The legacy of the Bear lives on in the legends and lore of places where the cutter made history, such as the Arctic, Greenland, Bering Sea, Antarctica, Alaskan and Siberian coasts, and the Pacific Ocean. And remnants of the Bear may be found in locations around the country, such as a mast and crew gravesites at Dutch Harbor, Alaska; Michael Healy’s grave in San Francisco; research collections at the University of Alaska; digitized logbooks on the internet; muster rolls at the U.S. National Archives; her bell at New York’s Explorers Club; and Bear’s figurehead and deck gun at The Mariners’ Museum.
Over its long life, the Bear explored, policed, protected, nurtured, defended, and helped preserve the polar regions of the world and the populations of humans and animals that inhabit Earth’s frozen regions. During that time, Bear performed the missions of search and rescue, ice operations, law enforcement, environmental protection, humanitarian relief, polar research and exploration, and maritime defense. In addition, Bear recorded many firsts, such as the first to ship to deliver reindeer to Alaska; first to journey into the Arctic in winter; first to chart parts of the Bering Sea; and first and only ship to serve under the U.S. Navy, Revenue Cutter Service, Coast Guard, and Antarctic Service.

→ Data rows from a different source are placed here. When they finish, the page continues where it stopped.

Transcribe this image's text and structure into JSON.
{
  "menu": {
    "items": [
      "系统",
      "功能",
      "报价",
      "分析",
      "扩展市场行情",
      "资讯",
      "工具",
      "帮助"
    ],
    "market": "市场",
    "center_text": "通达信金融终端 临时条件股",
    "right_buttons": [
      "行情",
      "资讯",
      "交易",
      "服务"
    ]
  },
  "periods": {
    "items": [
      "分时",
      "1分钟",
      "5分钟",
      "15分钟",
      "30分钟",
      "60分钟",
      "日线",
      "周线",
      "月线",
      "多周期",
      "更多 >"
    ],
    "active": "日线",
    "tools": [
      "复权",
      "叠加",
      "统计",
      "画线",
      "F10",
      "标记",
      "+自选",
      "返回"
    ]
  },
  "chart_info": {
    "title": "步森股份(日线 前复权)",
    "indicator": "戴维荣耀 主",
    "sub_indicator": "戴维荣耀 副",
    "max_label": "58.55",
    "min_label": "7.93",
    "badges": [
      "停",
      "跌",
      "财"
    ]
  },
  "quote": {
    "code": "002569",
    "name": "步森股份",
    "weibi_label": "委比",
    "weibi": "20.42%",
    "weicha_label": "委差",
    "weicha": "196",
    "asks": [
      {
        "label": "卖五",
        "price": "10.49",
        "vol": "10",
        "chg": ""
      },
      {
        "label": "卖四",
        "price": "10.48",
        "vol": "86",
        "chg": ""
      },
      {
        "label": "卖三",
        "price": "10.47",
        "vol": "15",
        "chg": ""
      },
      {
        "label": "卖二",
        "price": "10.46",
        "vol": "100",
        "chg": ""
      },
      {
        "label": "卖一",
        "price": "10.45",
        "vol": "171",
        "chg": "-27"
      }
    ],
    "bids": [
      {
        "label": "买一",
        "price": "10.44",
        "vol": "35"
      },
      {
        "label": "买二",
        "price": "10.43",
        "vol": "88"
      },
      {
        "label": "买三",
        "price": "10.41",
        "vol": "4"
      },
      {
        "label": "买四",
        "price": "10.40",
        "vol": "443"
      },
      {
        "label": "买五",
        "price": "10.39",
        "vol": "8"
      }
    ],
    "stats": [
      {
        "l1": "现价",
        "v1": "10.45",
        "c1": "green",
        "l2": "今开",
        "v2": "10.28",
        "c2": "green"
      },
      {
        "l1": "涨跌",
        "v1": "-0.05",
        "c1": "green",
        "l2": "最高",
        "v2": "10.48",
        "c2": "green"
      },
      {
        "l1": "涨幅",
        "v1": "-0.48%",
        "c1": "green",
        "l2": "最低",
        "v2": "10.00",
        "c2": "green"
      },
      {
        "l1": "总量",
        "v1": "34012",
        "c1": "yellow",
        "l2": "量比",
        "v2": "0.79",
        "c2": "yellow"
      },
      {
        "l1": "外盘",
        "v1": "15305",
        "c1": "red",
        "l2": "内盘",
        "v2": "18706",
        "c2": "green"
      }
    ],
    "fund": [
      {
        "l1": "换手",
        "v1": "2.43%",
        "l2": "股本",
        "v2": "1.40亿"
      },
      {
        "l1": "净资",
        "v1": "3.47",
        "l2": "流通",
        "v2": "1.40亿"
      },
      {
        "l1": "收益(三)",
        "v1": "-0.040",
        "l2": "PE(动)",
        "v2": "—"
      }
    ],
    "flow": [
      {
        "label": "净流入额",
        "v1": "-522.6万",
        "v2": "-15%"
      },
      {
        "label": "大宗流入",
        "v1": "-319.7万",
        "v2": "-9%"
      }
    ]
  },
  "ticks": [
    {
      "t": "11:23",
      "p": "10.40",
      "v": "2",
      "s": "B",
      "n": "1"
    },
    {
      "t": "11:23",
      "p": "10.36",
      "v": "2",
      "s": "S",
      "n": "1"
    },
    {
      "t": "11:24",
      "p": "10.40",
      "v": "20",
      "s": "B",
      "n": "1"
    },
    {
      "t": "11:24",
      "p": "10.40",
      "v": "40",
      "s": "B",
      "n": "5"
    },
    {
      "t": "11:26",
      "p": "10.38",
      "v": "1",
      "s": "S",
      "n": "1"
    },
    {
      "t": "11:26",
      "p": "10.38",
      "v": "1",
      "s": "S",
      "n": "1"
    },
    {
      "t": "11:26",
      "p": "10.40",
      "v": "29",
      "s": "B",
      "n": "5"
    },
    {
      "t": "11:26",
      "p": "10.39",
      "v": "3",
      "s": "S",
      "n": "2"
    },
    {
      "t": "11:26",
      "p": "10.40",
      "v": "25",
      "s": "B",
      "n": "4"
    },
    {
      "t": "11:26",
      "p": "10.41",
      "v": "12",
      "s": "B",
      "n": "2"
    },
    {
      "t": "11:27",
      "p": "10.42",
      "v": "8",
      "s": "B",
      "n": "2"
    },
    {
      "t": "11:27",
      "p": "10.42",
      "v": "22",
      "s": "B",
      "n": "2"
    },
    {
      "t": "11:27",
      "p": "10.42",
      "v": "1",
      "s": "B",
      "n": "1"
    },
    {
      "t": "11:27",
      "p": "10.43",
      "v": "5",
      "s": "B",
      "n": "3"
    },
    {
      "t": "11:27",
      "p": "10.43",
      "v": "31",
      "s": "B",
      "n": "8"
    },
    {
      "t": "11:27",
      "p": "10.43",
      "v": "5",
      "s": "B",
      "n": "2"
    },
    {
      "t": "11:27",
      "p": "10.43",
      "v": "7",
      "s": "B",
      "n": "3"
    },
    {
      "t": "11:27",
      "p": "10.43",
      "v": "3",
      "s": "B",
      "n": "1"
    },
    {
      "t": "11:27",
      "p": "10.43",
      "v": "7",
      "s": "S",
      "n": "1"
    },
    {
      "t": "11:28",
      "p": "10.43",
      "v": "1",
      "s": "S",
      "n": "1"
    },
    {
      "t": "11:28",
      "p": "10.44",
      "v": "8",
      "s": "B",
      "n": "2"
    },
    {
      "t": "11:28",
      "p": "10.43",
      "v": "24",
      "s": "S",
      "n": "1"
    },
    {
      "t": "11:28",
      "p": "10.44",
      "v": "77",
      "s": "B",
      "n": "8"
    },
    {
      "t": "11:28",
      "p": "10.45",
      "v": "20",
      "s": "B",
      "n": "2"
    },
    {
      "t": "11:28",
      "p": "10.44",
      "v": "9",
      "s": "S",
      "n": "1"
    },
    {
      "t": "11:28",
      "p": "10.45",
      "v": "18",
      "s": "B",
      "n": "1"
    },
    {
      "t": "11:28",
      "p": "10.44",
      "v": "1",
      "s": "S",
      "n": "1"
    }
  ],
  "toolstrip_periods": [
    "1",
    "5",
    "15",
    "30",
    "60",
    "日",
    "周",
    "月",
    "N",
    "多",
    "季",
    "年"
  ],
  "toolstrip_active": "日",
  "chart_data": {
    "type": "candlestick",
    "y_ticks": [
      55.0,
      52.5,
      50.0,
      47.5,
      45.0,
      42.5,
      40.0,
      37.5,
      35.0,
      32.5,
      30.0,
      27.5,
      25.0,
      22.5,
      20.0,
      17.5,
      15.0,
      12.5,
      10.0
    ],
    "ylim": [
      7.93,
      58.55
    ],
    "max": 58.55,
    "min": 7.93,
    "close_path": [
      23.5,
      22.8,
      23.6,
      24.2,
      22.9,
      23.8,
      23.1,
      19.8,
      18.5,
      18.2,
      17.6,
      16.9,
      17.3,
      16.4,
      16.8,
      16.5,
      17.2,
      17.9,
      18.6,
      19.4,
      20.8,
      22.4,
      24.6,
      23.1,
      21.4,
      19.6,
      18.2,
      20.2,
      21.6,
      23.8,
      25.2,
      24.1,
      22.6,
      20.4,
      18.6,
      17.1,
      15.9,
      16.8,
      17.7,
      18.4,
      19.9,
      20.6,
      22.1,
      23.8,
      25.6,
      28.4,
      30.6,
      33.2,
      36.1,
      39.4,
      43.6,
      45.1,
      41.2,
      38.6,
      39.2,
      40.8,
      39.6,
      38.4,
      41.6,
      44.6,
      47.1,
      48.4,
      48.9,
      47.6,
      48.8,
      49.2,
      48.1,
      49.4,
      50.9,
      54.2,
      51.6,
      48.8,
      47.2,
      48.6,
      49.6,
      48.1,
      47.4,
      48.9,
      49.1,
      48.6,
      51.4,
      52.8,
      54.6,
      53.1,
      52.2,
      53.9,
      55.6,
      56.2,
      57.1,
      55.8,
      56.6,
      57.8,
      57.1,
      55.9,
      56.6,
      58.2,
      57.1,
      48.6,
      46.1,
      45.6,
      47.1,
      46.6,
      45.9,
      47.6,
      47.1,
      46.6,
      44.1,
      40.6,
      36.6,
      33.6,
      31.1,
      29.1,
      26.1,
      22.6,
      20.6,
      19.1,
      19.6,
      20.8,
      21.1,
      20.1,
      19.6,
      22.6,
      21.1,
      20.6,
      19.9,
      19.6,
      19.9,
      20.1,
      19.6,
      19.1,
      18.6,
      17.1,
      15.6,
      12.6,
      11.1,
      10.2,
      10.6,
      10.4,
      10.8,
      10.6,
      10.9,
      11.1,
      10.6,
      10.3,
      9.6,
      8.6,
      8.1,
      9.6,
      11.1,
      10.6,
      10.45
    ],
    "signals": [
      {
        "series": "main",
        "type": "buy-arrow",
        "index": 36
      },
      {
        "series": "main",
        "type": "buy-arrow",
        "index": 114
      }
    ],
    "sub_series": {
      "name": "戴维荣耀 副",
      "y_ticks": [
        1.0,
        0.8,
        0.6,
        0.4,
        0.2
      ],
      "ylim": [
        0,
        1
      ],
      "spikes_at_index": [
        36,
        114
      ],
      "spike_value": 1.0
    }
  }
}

Cutter Bear and the men who sailed the ship remain a part of Arctic legend and the lore. However, this historic ship, on which legends were made, remains preserved in the depths of the element Bear sailed and steamed for nearly 90 years. While gazing at the Bear tied up at the dock in San Francisco, an old Arctic sailor once remarked, “Too bad she can’t talk. She’d tell some yarns. There’s one in every timber she’s got. If you put ‘em all together, landlubbers’d call it a fairy tale.”